Tired of sushi? Weary of pesto? Ready for the next "in" food? Try mackerel. That's right. The stuff old ladies buy in cans to feed their cats.

Mackerel, it seems, is very rich in eicosapentaenoic acid, or EPA for short. EPA has been making medical headlines recently because of its reported ability to prevent internal blood clotting that can lead to strokes.

Greenland Eskimos, some scientists noticed a couple years back, consume a very high-fat diet and yet have a low rate of heart disease and stroke. It turns out that it's the kind of fat in the Eskimo diet--not how much--that gets to the heart of the matter.

Eskimos eat a lot of cold-water fish, such as salmon, cod and mackerel. These fish contain a certain fatty acid. This fatty acid reduces the blood cells' tendency to clump together and form a clot; that's the EPA.

And you don't have to be an Eskimo to reap benefits from these "fatty" fish. Studies done on Americans, Europeans and Japanese eating a mackerel diet report similar findings.

In fact, the Journal of the American Medical Association recently stated, "Some think the day is not far off when capsules containing these fatty acids will--like vitamin capsules--take their place in American refrigerators."

Until then, if you want to have your steak and it eat too, a few mackerel meals interspersed may help ease your conscience, not to mention your budget.

Since mackerel, unlike cod, comes in cans, it's easy to stock up and make meals in a hurry. Salmon also comes in cans. But a 15-ounce can of mackerel costs 79 cents at Giant while a 15 1/2-ounce can of salmon ranges from $2.59 for the pink to $4.79 for the red. So for a dish like this easy quick stew, you might as well make it mackerel.

The inspiration for this dish comes from Louisiana, where the seafood stews are definitely spicy. Add to it a budgetary incentive, nutrition-consciousness and a hankering after laziness; it is a sure-fire dish that is tasty, healthy, economical, quick and easy.

It's so simple you can prepare it while holding a glass of wine in one hand. Spruce it up for company with a crusty loaf of bread and a tossed salad. This stew can feed six people quickly or see a working couple through most of the week (it stores and reheats well).

The mackerel gives the stew protein and essential fatty acids, while ample carbohydrates and fiber come from the fresh vegetables and rice. In addition to the mackerel's touted EPA, onion and garlic are reputed to also have beneficial effects on blood lipids.
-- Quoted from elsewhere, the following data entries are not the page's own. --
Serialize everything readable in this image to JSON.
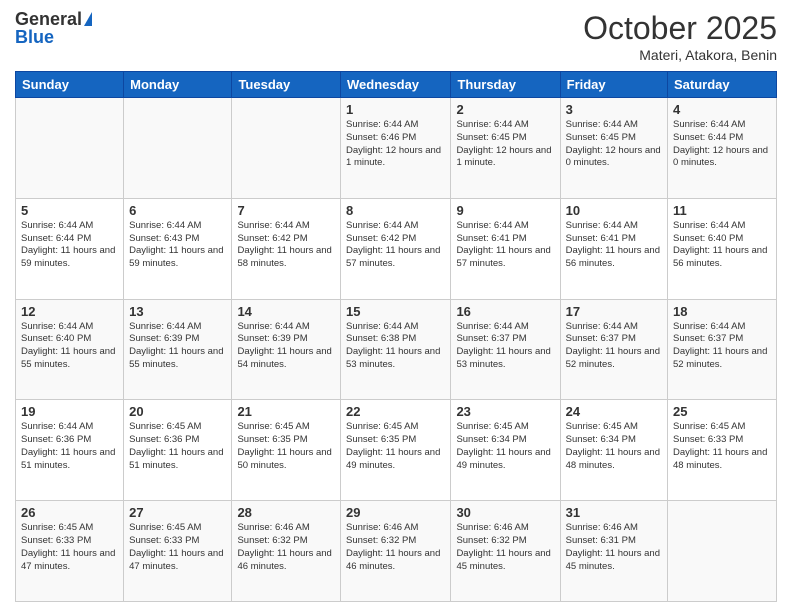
{
  "header": {
    "logo_general": "General",
    "logo_blue": "Blue",
    "title": "October 2025",
    "subtitle": "Materi, Atakora, Benin"
  },
  "days_of_week": [
    "Sunday",
    "Monday",
    "Tuesday",
    "Wednesday",
    "Thursday",
    "Friday",
    "Saturday"
  ],
  "weeks": [
    [
      {
        "day": "",
        "info": ""
      },
      {
        "day": "",
        "info": ""
      },
      {
        "day": "",
        "info": ""
      },
      {
        "day": "1",
        "info": "Sunrise: 6:44 AM\nSunset: 6:46 PM\nDaylight: 12 hours and 1 minute."
      },
      {
        "day": "2",
        "info": "Sunrise: 6:44 AM\nSunset: 6:45 PM\nDaylight: 12 hours and 1 minute."
      },
      {
        "day": "3",
        "info": "Sunrise: 6:44 AM\nSunset: 6:45 PM\nDaylight: 12 hours and 0 minutes."
      },
      {
        "day": "4",
        "info": "Sunrise: 6:44 AM\nSunset: 6:44 PM\nDaylight: 12 hours and 0 minutes."
      }
    ],
    [
      {
        "day": "5",
        "info": "Sunrise: 6:44 AM\nSunset: 6:44 PM\nDaylight: 11 hours and 59 minutes."
      },
      {
        "day": "6",
        "info": "Sunrise: 6:44 AM\nSunset: 6:43 PM\nDaylight: 11 hours and 59 minutes."
      },
      {
        "day": "7",
        "info": "Sunrise: 6:44 AM\nSunset: 6:42 PM\nDaylight: 11 hours and 58 minutes."
      },
      {
        "day": "8",
        "info": "Sunrise: 6:44 AM\nSunset: 6:42 PM\nDaylight: 11 hours and 57 minutes."
      },
      {
        "day": "9",
        "info": "Sunrise: 6:44 AM\nSunset: 6:41 PM\nDaylight: 11 hours and 57 minutes."
      },
      {
        "day": "10",
        "info": "Sunrise: 6:44 AM\nSunset: 6:41 PM\nDaylight: 11 hours and 56 minutes."
      },
      {
        "day": "11",
        "info": "Sunrise: 6:44 AM\nSunset: 6:40 PM\nDaylight: 11 hours and 56 minutes."
      }
    ],
    [
      {
        "day": "12",
        "info": "Sunrise: 6:44 AM\nSunset: 6:40 PM\nDaylight: 11 hours and 55 minutes."
      },
      {
        "day": "13",
        "info": "Sunrise: 6:44 AM\nSunset: 6:39 PM\nDaylight: 11 hours and 55 minutes."
      },
      {
        "day": "14",
        "info": "Sunrise: 6:44 AM\nSunset: 6:39 PM\nDaylight: 11 hours and 54 minutes."
      },
      {
        "day": "15",
        "info": "Sunrise: 6:44 AM\nSunset: 6:38 PM\nDaylight: 11 hours and 53 minutes."
      },
      {
        "day": "16",
        "info": "Sunrise: 6:44 AM\nSunset: 6:37 PM\nDaylight: 11 hours and 53 minutes."
      },
      {
        "day": "17",
        "info": "Sunrise: 6:44 AM\nSunset: 6:37 PM\nDaylight: 11 hours and 52 minutes."
      },
      {
        "day": "18",
        "info": "Sunrise: 6:44 AM\nSunset: 6:37 PM\nDaylight: 11 hours and 52 minutes."
      }
    ],
    [
      {
        "day": "19",
        "info": "Sunrise: 6:44 AM\nSunset: 6:36 PM\nDaylight: 11 hours and 51 minutes."
      },
      {
        "day": "20",
        "info": "Sunrise: 6:45 AM\nSunset: 6:36 PM\nDaylight: 11 hours and 51 minutes."
      },
      {
        "day": "21",
        "info": "Sunrise: 6:45 AM\nSunset: 6:35 PM\nDaylight: 11 hours and 50 minutes."
      },
      {
        "day": "22",
        "info": "Sunrise: 6:45 AM\nSunset: 6:35 PM\nDaylight: 11 hours and 49 minutes."
      },
      {
        "day": "23",
        "info": "Sunrise: 6:45 AM\nSunset: 6:34 PM\nDaylight: 11 hours and 49 minutes."
      },
      {
        "day": "24",
        "info": "Sunrise: 6:45 AM\nSunset: 6:34 PM\nDaylight: 11 hours and 48 minutes."
      },
      {
        "day": "25",
        "info": "Sunrise: 6:45 AM\nSunset: 6:33 PM\nDaylight: 11 hours and 48 minutes."
      }
    ],
    [
      {
        "day": "26",
        "info": "Sunrise: 6:45 AM\nSunset: 6:33 PM\nDaylight: 11 hours and 47 minutes."
      },
      {
        "day": "27",
        "info": "Sunrise: 6:45 AM\nSunset: 6:33 PM\nDaylight: 11 hours and 47 minutes."
      },
      {
        "day": "28",
        "info": "Sunrise: 6:46 AM\nSunset: 6:32 PM\nDaylight: 11 hours and 46 minutes."
      },
      {
        "day": "29",
        "info": "Sunrise: 6:46 AM\nSunset: 6:32 PM\nDaylight: 11 hours and 46 minutes."
      },
      {
        "day": "30",
        "info": "Sunrise: 6:46 AM\nSunset: 6:32 PM\nDaylight: 11 hours and 45 minutes."
      },
      {
        "day": "31",
        "info": "Sunrise: 6:46 AM\nSunset: 6:31 PM\nDaylight: 11 hours and 45 minutes."
      },
      {
        "day": "",
        "info": ""
      }
    ]
  ]
}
JACK MACKEREL STEW (6 servings) 3 tablespoons oil 4 garlic cloves, minced or pressed 1/2 large onion, chopped 3 stalks celery, chopped 2 small zucchini, chopped 1 green pepper, chopped 1-pound canned whole tomatoes 15 or 16-ounce can jack mackerel 2 bay leaves Salt, pepper, cayenne to taste 4 cups cooked rice (preferably brown)

Heat oil in bottom of large pot or dutch oven over low heat. Add minced garlic or squeeze cloves through press held directly over pot. Add onions, pepper, celery and zucchini. Saute' over medium heat. When vegetables are bright and soft (about 5 minutes), add canned tomatoes. Gently break tomatoes with edge of spatula or wooden spoon and flatten. Stir. Heat through. Add mackerel. Break apart chunks and stir. Add spices. Turn down heat, cover and simmer about 15 minutes. When rice is done, stir thoroughly into stew (mixture may also be spooned over rice). Serve piping hot.